→ **WHAT IS REQUIRED**
Scan the data below for lines holding the word "VLAN", and copy each line found.

→ **TASK DATA**
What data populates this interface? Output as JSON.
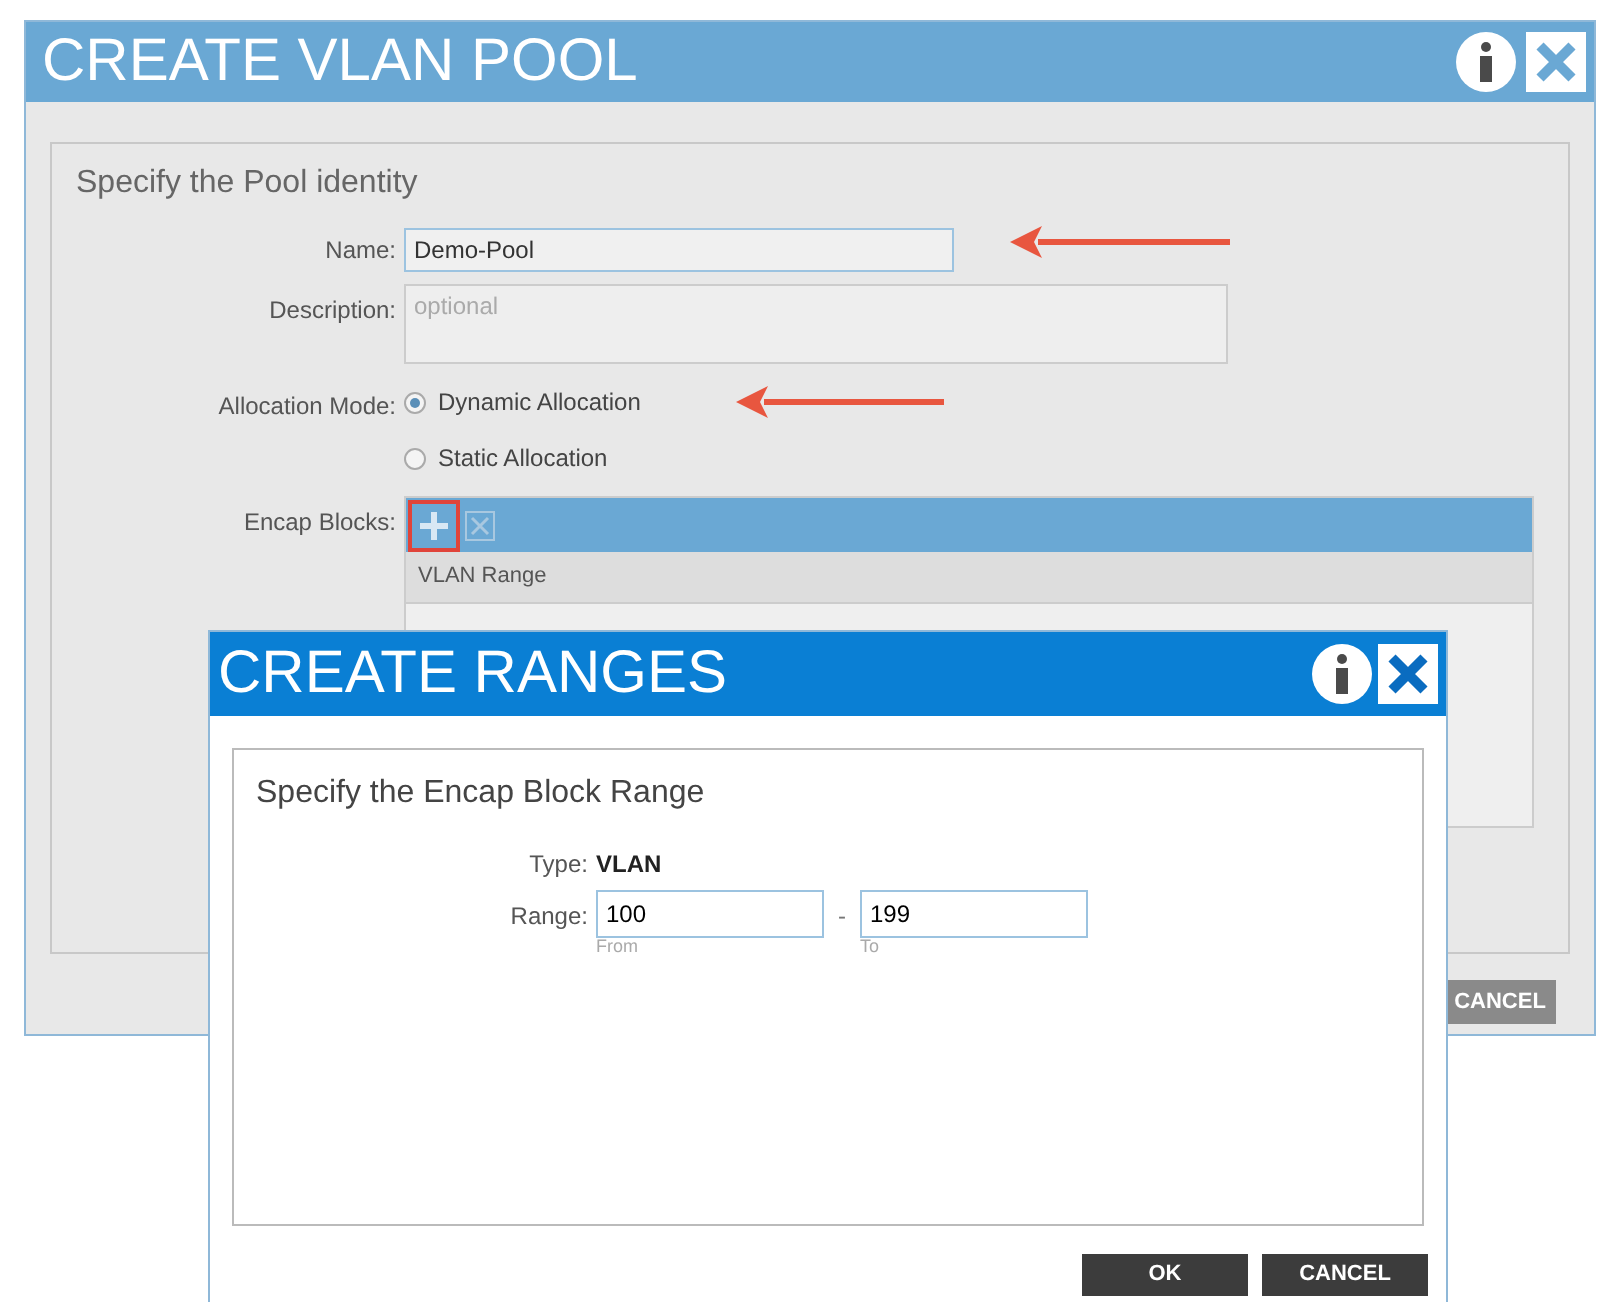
{
  "dialog": {
    "title": "CREATE VLAN POOL",
    "section_title": "Specify the Pool identity",
    "name_label": "Name:",
    "name_value": "Demo-Pool",
    "description_label": "Description:",
    "description_placeholder": "optional",
    "allocation_label": "Allocation Mode:",
    "allocation_options": [
      {
        "label": "Dynamic Allocation",
        "selected": true
      },
      {
        "label": "Static Allocation",
        "selected": false
      }
    ],
    "encap_label": "Encap Blocks:",
    "table_columns": [
      "VLAN Range"
    ],
    "cancel_button": "CANCEL"
  },
  "subdialog": {
    "title": "CREATE RANGES",
    "section_title": "Specify the Encap Block Range",
    "type_label": "Type:",
    "type_value": "VLAN",
    "range_label": "Range:",
    "from_value": "100",
    "from_caption": "From",
    "separator": "-",
    "to_value": "199",
    "to_caption": "To",
    "buttons": [
      "OK",
      "CANCEL"
    ]
  }
}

→ **ANSWER FOR THE TASK**
    "title": "CREATE VLAN POOL",
      "VLAN Range"
    "type_value": "VLAN",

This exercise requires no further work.